Tim: Evil Within and its sequel were such fantastic horror games in their own right, so I expect GhostWire: Tokyo to bring a similarly unique twist to the horror genre. From its description, we’ll be doing a lot less fighting, than uncovering conspiracies and seeking out the truth. It sounds really fresh and interesting, and I expect no less from Tango Gameworks. Here’s hoping for more gameplay soon!
Tim: The Doomguy is back, ripping and tearing until it is done. From the (amazing) gameplay we’ve seen thus far, our beloved Marine is getting a whole bunch of upgrades in this sequel — from a grappling meathook to a flamethrower sitting on his shoulder. Id Software teased tons of new exotic locations in the story, including but possibly not limited to earth, hell and heaven itself. I can’t tell which I’m more excited for: the game itself, or the amazing soundtrack by Mick Gordon that will surely accompany it.
Ade: What I love about the new Doom is its ability to bridge old-school FPS gameplay with modern technical expectations, and they do it so bleeding well! And now we’re getting a meathook and a flamethrower? Where do I sign up?
Destroy All Humans!
Tim: “Ich will” Cryptosporidium-137 says, flying in his spaceship. “Ich will,” he says, picking up a cow and throwing it at an innocent barbecuer. “Ich will,” he says, jetpacking into our lives once again, after so long. Destroy All Humans is like GTA with aliens, mixed with a whole bunch of crass parody. It was everything to a much younger me, and it’s just the best feeling to know this series is coming back with a graphical facelift.

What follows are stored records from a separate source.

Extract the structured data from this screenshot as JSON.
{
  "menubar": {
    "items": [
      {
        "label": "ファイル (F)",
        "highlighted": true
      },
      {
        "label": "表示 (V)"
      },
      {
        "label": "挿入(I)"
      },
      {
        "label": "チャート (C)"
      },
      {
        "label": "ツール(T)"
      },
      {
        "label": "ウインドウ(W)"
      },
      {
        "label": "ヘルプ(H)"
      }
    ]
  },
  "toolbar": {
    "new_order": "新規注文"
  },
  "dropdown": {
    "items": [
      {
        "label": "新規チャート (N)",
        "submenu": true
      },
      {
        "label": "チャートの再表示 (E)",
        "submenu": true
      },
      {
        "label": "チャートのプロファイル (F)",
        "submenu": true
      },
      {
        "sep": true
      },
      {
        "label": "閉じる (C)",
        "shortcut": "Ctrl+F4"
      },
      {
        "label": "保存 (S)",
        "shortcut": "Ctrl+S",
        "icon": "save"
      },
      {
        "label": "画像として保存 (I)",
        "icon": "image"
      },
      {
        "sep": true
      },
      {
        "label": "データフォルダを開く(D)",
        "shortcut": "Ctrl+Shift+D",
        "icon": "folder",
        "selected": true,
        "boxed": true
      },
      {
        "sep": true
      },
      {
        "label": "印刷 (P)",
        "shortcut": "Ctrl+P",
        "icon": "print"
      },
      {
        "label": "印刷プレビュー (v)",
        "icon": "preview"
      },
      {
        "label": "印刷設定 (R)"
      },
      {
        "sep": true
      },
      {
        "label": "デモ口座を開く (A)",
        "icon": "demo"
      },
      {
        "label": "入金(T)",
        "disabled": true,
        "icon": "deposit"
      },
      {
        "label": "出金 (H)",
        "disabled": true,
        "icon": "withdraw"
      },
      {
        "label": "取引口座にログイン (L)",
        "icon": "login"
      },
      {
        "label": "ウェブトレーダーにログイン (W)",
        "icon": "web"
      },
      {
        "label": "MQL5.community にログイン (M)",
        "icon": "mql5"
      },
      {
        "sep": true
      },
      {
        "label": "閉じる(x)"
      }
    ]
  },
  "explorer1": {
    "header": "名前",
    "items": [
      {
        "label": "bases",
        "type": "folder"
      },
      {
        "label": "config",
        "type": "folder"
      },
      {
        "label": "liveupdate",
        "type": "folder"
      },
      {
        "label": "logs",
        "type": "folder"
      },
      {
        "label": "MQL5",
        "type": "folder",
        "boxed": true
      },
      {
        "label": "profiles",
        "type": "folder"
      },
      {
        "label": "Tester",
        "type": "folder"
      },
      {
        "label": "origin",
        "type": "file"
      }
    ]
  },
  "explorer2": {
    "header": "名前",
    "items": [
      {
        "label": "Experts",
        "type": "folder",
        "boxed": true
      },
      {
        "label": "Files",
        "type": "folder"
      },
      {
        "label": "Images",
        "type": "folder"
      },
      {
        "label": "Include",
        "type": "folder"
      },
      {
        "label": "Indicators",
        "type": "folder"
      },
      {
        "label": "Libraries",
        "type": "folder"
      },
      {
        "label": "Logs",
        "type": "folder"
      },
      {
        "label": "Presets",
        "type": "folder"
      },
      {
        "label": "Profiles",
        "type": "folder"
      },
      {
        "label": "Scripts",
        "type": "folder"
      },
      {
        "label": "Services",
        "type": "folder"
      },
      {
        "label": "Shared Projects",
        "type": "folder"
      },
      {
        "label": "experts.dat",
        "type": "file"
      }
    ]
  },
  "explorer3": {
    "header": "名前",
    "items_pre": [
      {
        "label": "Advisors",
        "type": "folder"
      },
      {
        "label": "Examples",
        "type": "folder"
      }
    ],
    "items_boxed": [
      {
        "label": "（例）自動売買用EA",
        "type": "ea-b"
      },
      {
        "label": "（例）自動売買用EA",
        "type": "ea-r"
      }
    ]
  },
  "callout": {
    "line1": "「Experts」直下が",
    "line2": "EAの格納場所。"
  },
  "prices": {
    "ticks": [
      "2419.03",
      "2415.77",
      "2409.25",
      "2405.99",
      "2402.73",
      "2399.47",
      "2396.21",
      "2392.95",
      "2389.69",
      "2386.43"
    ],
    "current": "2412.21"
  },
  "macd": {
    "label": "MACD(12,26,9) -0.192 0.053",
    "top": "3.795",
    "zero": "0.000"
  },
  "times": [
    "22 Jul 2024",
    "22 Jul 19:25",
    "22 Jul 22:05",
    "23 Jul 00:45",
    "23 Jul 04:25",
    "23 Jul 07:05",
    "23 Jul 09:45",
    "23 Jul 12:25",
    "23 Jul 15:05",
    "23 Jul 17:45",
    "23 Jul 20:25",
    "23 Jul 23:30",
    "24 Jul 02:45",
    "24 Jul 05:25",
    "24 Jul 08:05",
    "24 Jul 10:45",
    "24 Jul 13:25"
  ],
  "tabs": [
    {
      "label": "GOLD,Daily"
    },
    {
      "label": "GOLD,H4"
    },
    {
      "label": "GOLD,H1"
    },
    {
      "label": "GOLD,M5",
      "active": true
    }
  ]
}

Ade: Some buried franchises you don’t expect a remake. FF7? Yeah it’s mind-boggling, but fans have been asking for years. Destroy All Humans? I think you’d only see those requests buried deep inside forums and publisher inboxes. Not that I mind, though, because I welcome our new alien overlords with wide, open arms. The game was great on PS2; I’d expect it to be just as fun for PS4.
Best of E3 2019: Games
Winner — Cyberpunk 2077
The GAX team is excited for a wide variety of games coming out of E3, but what we’re all most enthused about, unanimously, shouldn’t come as a surprise. The reasons were many: a love of the genre and the close involvement of its source material’s creator; the general confidence and goodwill towards developers CD Projekt RED; or simply the showmanship of their presentation (for what is E3 but a massive stage and lights)? Of course, all the coverage of its new closed-door demo helped, too.
Having said that, there were plenty of other announcements and updates that were near and dear to our individual hearts. Their inclusion in the above list should serve as an initial list, and we can’t wait to get our hands on them to see if they live up to the promise.